_ASSIGNED TASK_
Word for word, restate the records that appear below.

*** DATASET ENTRIES Section Begins ***

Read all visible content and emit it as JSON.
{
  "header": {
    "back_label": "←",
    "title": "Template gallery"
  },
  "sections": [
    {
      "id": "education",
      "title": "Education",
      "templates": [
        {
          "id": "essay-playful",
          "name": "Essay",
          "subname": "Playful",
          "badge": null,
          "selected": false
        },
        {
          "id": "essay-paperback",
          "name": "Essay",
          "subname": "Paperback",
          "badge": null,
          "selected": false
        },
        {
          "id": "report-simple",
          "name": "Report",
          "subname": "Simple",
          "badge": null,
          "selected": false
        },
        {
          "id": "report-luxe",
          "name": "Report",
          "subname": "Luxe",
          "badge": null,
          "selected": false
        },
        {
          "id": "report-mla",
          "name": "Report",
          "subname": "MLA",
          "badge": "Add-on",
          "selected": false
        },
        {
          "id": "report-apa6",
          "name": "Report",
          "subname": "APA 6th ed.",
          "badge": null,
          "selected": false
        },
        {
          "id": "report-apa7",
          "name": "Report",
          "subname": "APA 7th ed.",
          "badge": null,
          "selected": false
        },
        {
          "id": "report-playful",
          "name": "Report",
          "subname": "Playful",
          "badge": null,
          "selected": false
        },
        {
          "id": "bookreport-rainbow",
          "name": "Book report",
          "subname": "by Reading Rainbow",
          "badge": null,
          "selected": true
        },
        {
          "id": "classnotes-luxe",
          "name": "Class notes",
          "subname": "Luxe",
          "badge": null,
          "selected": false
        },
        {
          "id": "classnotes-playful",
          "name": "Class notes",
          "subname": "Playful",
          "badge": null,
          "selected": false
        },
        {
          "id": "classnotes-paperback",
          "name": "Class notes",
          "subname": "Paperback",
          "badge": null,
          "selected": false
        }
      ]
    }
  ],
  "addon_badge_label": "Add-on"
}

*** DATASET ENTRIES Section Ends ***

_RESULT OF THE TASK_
Read all visible content and emit it as JSON.
{
  "header": {
    "back_label": "←",
    "title": "Template gallery"
  },
  "sections": [
    {
      "id": "education",
      "title": "Education",
      "templates": [
        {
          "id": "essay-playful",
          "name": "Essay",
          "subname": "Playful",
          "badge": null,
          "selected": false
        },
        {
          "id": "essay-paperback",
          "name": "Essay",
          "subname": "Paperback",
          "badge": null,
          "selected": false
        },
        {
          "id": "report-simple",
          "name": "Report",
          "subname": "Simple",
          "badge": null,
          "selected": false
        },
        {
          "id": "report-luxe",
          "name": "Report",
          "subname": "Luxe",
          "badge": null,
          "selected": false
        },
        {
          "id": "report-mla",
          "name": "Report",
          "subname": "MLA",
          "badge": "Add-on",
          "selected": false
        },
        {
          "id": "report-apa6",
          "name": "Report",
          "subname": "APA 6th ed.",
          "badge": null,
          "selected": false
        },
        {
          "id": "report-apa7",
          "name": "Report",
          "subname": "APA 7th ed.",
          "badge": null,
          "selected": false
        },
        {
          "id": "report-playful",
          "name": "Report",
          "subname": "Playful",
          "badge": null,
          "selected": false
        },
        {
          "id": "bookreport-rainbow",
          "name": "Book report",
          "subname": "by Reading Rainbow",
          "badge": null,
          "selected": true
        },
        {
          "id": "classnotes-luxe",
          "name": "Class notes",
          "subname": "Luxe",
          "badge": null,
          "selected": false
        },
        {
          "id": "classnotes-playful",
          "name": "Class notes",
          "subname": "Playful",
          "badge": null,
          "selected": false
        },
        {
          "id": "classnotes-paperback",
          "name": "Class notes",
          "subname": "Paperback",
          "badge": null,
          "selected": false
        }
      ]
    }
  ],
  "addon_badge_label": "Add-on"
}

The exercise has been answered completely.